The past month or so in Nepali politics would give the most dramatic of soap operas a run for its money. Unfortunately, the outcome hasn’t been happy, the characters aren’t fictional, and the stakes are very high. The cliffhanger ending of last chapter is that on 5 October the elections scheduled for 22 November were officially canceled, supposedly to be rescheduled at some unidentified future date.
When I decided to stay in Nepal this semester instead of returning to the Goldman School it was for better or for worse. I was fully prepared for the election not to happen – there was even a precedent for this as the election had been previously postponed. However, despite bumps in the road things for the election were moving forward and the optimism in the air was tangible. The Election Commission had put out regulations, a crew of trainers was being prepared to fan across the country to educate the masses about election procedures, and the lists of candidates were about to be submitted by the parties. Somewhere along the way people began to believe that though it might not be of the highest quality, the election was going to happen.
Then suddenly the Maoist Party (which is a key part of the fragile 7-party interim government alliance) issued an ultimatum that if the 22 concerns they presented were not satisfactorily addressed by the other 6 parties they would pull out of the alliance and actually “agitate” AGAINST the election. No one believed they would really do this. After waging a revolution for 10+ years, signing a peace agreement, and participating in the 7-party government for less than a year, everyone assumed that they were using scare tactics as a negotiation technique. It turned out their threats were not hollow.
Sunrise over Anapurna 2 and Fishtail Mountains from Dhampusa (during a trek near Pokhara)
The Maoist pull-out from the government started unraveling the proverbial sweater. Ultimately, the election was postponed in order to keep the Maoists in the government, under the guise of creating more time to address their 22 point memorandum. (There is extensive analysis that neither the Maoists nor several other major political parties actually wanted the election because they will likely lose some of their parliamentary seats, but there is no way to directly confront that).
Civil society had been hoping that despite these power dynamics there was enough domestic and international pressure to ensure the elections would be held. It was heartbreaking to witness people realize that despite years of intense activism their efforts were again insufficient. All stakeholders from Nepali NGO workers to members of the International community have strained to regain their balance and figure out what to do next. Without anything tangible coming yet from the government (like a new date for the election) people have been struggling to find something new to organize themselves around…

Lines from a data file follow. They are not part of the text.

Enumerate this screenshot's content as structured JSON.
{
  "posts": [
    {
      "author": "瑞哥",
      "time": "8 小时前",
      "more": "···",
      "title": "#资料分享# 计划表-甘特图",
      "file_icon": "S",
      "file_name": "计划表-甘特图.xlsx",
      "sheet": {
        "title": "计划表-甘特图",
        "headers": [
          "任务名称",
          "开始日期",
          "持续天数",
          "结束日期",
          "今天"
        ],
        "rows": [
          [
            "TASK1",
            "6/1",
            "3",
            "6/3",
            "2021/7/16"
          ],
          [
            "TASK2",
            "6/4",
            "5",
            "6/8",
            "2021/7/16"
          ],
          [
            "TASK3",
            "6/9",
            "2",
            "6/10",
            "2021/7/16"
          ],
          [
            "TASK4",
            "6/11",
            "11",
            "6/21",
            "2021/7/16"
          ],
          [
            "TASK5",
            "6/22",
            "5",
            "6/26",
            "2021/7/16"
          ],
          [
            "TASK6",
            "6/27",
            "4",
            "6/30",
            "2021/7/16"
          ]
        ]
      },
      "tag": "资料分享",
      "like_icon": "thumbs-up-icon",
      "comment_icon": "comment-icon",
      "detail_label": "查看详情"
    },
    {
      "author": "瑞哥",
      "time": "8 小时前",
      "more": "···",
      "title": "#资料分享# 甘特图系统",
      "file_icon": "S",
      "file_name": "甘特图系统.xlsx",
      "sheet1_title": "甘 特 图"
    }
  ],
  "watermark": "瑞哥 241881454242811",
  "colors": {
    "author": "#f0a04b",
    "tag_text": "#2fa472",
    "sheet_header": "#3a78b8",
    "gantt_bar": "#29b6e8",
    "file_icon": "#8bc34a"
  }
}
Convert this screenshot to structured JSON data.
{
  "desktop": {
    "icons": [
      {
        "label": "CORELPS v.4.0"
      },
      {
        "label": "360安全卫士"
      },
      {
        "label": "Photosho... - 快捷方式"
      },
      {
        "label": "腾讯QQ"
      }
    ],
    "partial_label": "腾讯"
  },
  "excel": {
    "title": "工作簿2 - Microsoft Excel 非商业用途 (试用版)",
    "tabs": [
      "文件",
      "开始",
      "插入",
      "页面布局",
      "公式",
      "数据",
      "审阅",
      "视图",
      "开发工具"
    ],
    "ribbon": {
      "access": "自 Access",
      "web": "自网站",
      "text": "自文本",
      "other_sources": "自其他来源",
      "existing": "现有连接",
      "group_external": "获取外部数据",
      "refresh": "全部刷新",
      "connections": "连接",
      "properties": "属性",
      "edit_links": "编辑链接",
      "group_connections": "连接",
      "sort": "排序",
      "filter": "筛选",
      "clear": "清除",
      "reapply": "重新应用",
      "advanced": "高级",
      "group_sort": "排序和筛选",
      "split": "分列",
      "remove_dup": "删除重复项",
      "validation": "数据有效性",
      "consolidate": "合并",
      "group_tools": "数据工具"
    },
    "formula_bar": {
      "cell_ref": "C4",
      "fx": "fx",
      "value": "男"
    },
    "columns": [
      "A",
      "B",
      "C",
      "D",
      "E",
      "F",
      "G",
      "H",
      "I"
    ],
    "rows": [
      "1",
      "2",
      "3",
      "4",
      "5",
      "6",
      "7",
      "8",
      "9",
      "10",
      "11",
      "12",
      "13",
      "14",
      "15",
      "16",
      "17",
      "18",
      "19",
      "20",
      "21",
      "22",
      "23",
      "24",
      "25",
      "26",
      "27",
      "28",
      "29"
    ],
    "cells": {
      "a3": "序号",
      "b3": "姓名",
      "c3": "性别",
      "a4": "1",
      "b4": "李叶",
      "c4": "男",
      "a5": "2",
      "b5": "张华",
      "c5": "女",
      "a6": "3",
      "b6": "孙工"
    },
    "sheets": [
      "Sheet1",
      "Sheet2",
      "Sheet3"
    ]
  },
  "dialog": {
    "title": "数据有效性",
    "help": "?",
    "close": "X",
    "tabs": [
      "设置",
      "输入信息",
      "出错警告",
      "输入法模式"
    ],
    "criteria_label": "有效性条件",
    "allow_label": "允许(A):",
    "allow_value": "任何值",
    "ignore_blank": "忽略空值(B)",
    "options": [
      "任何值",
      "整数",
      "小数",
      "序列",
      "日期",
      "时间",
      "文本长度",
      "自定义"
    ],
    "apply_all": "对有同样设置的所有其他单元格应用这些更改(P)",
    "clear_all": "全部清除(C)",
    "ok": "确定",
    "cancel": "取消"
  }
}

Sunset on a field in Gaighat
Posted By Nicole Farkouh
Posted Nov 6th, 2014